Go through each line of the records below and count those with the word "this". Give only the count.

Data records:
--

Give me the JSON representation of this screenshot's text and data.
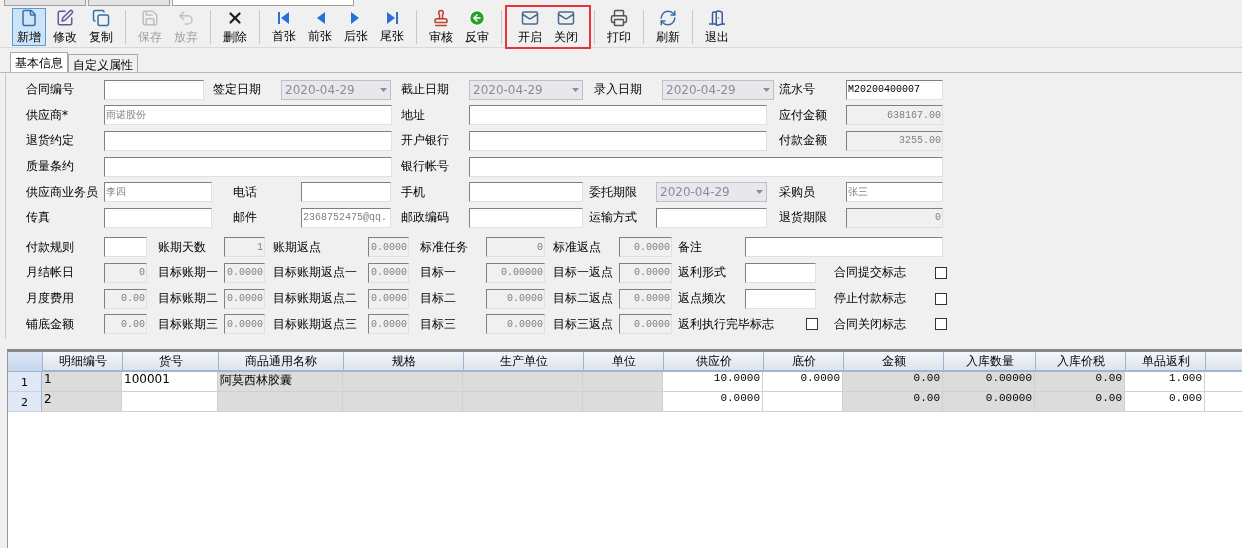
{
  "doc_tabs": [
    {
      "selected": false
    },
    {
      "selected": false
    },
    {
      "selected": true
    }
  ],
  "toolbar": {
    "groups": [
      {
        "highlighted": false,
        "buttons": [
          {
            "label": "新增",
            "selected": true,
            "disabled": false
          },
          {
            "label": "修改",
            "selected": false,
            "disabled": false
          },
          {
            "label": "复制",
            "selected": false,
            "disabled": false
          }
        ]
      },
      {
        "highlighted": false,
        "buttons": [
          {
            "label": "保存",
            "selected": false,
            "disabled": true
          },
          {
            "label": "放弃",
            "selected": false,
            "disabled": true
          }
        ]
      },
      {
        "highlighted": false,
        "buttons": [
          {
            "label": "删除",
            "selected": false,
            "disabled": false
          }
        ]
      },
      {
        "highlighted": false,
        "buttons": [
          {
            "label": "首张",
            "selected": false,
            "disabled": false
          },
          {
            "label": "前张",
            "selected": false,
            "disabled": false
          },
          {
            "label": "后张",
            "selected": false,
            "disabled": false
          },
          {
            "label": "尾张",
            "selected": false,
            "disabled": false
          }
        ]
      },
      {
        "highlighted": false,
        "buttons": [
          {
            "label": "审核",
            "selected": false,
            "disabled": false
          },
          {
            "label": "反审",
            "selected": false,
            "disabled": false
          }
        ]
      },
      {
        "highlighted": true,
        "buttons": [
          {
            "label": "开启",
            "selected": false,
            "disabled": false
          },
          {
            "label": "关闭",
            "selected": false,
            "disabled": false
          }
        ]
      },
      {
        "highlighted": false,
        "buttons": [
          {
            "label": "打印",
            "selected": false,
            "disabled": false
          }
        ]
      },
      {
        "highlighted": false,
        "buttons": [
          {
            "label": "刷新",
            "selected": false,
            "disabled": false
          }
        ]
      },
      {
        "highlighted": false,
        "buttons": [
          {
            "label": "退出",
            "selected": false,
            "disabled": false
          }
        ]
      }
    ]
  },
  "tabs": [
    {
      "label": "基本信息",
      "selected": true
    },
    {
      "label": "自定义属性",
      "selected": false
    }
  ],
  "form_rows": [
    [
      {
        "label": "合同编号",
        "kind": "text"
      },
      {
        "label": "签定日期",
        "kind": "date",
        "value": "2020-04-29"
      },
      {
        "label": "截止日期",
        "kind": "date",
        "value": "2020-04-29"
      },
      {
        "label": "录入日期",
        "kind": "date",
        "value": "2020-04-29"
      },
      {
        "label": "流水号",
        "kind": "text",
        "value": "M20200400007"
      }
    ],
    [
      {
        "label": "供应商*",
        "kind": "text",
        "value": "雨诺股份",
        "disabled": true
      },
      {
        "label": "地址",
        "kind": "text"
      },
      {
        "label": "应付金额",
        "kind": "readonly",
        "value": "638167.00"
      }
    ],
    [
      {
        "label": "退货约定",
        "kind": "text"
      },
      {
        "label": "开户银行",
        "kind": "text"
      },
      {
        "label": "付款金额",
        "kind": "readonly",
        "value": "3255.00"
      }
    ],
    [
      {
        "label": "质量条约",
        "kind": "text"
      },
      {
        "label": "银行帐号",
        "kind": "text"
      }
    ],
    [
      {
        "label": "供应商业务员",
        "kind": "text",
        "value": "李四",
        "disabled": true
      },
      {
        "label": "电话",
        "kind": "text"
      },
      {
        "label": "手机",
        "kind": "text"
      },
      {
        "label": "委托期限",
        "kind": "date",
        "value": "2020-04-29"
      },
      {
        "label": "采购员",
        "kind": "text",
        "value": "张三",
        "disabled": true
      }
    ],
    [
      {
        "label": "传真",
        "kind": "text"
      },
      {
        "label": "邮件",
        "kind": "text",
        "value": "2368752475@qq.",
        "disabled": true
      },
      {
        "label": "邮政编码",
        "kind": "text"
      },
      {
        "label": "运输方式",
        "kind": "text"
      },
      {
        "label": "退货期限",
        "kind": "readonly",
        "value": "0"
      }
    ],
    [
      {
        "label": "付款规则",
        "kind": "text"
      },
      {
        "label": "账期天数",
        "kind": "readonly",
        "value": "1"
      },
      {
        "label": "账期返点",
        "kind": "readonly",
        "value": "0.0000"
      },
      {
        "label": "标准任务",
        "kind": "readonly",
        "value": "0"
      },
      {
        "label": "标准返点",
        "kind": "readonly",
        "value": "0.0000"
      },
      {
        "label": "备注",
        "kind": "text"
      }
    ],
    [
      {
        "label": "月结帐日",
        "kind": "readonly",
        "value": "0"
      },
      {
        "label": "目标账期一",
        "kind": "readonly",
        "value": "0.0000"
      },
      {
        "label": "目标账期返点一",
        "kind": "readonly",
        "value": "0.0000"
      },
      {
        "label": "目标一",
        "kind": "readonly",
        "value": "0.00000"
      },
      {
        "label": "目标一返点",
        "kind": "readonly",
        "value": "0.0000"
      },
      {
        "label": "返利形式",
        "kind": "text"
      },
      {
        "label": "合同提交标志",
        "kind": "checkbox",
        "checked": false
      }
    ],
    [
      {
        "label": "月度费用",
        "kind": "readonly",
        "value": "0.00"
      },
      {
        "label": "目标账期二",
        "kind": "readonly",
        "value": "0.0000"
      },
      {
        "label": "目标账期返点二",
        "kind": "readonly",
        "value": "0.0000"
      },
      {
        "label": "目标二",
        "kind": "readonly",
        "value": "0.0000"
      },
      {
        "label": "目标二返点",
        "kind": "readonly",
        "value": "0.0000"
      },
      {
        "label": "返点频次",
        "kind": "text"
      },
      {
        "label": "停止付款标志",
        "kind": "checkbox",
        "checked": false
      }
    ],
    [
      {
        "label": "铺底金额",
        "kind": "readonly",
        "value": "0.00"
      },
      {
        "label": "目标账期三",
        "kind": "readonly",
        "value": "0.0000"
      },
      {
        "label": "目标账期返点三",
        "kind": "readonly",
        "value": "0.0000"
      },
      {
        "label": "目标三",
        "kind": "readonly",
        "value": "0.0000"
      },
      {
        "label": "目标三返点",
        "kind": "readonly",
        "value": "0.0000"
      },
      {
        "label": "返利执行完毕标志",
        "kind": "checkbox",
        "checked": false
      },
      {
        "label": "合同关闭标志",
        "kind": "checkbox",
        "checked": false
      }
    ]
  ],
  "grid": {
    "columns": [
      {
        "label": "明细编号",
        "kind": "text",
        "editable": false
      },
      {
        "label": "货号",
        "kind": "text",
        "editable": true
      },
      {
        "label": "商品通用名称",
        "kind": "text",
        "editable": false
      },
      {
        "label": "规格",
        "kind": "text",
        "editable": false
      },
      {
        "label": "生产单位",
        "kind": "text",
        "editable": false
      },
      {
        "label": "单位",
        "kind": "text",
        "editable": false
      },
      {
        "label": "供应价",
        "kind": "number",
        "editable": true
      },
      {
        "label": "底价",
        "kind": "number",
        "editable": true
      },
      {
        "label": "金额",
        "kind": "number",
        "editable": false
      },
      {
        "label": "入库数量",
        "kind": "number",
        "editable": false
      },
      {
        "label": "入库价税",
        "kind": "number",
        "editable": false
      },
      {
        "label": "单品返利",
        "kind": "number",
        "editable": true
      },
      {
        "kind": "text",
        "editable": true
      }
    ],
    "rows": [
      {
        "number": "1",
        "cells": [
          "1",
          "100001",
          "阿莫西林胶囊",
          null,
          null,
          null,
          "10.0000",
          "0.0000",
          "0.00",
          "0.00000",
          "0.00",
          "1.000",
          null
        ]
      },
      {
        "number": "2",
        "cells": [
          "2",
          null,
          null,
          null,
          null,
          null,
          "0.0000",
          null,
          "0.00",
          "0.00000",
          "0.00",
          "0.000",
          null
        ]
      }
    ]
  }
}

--

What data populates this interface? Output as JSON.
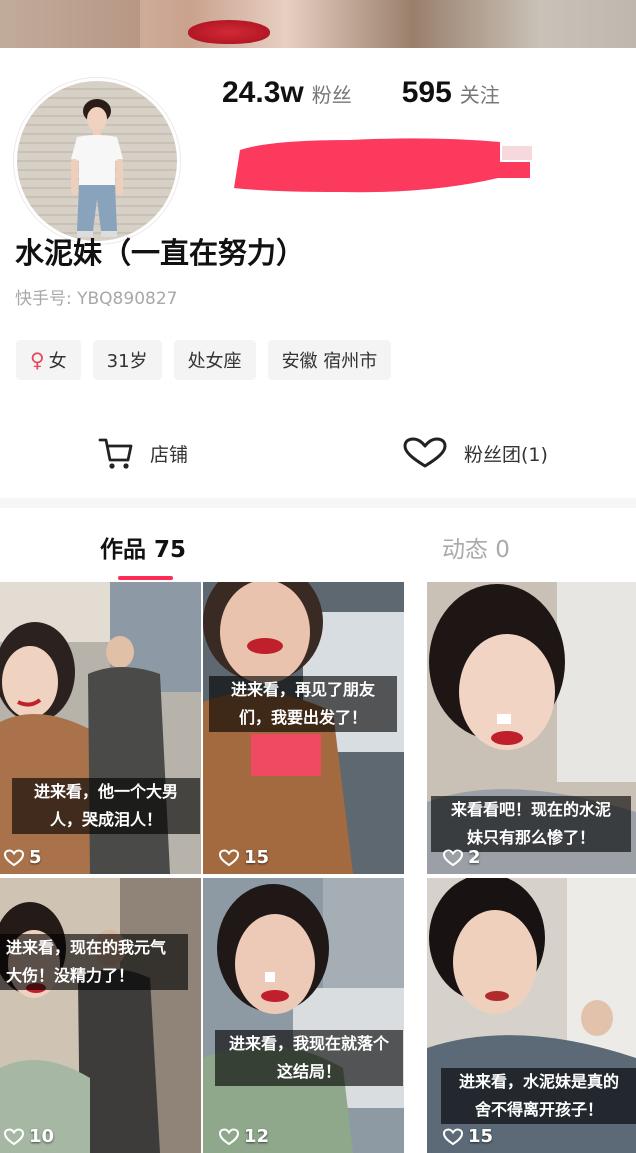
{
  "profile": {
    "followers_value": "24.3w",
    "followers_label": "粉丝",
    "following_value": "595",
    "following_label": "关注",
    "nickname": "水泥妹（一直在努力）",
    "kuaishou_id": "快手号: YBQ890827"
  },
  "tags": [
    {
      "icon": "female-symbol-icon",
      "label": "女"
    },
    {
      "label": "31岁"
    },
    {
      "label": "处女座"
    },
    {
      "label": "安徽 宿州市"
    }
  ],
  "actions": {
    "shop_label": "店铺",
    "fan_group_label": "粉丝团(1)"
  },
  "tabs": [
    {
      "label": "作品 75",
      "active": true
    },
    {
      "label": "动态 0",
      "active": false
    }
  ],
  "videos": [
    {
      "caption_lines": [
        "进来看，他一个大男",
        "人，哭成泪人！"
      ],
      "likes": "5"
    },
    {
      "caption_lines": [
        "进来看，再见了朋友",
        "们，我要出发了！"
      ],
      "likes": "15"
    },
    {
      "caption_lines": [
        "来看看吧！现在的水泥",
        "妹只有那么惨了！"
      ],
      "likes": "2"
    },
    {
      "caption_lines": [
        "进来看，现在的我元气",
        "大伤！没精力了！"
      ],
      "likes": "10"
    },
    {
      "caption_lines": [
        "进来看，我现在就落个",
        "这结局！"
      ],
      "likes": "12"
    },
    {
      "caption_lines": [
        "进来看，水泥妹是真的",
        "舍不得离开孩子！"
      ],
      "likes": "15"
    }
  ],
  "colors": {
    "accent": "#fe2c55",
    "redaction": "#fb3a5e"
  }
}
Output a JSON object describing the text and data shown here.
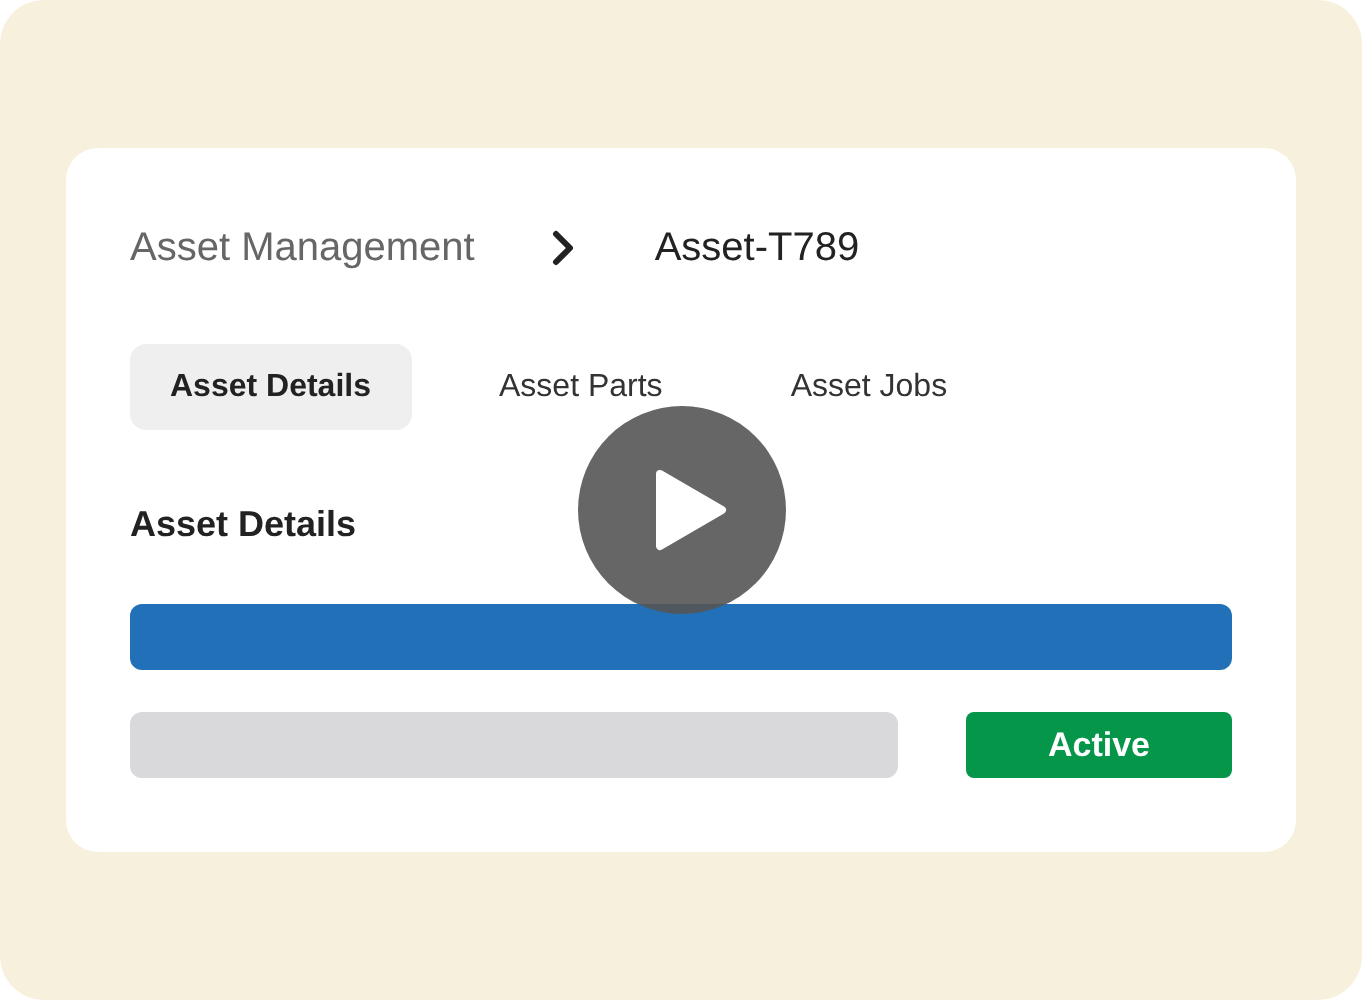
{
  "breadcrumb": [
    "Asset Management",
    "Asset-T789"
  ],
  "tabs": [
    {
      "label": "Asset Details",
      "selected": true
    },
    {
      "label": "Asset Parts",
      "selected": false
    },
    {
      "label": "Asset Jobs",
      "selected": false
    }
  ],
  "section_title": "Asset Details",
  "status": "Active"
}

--

_Task response:_
2